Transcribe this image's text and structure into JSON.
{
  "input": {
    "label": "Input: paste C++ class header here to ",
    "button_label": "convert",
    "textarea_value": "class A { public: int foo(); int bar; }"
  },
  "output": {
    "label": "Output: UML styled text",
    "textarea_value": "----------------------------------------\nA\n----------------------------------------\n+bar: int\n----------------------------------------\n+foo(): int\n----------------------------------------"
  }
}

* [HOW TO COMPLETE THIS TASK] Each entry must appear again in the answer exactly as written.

* [RESPONSE AREA]
Transcribe this image's text and structure into JSON.
{
  "input": {
    "label": "Input: paste C++ class header here to ",
    "button_label": "convert",
    "textarea_value": "class A { public: int foo(); int bar; }"
  },
  "output": {
    "label": "Output: UML styled text",
    "textarea_value": "----------------------------------------\nA\n----------------------------------------\n+bar: int\n----------------------------------------\n+foo(): int\n----------------------------------------"
  }
}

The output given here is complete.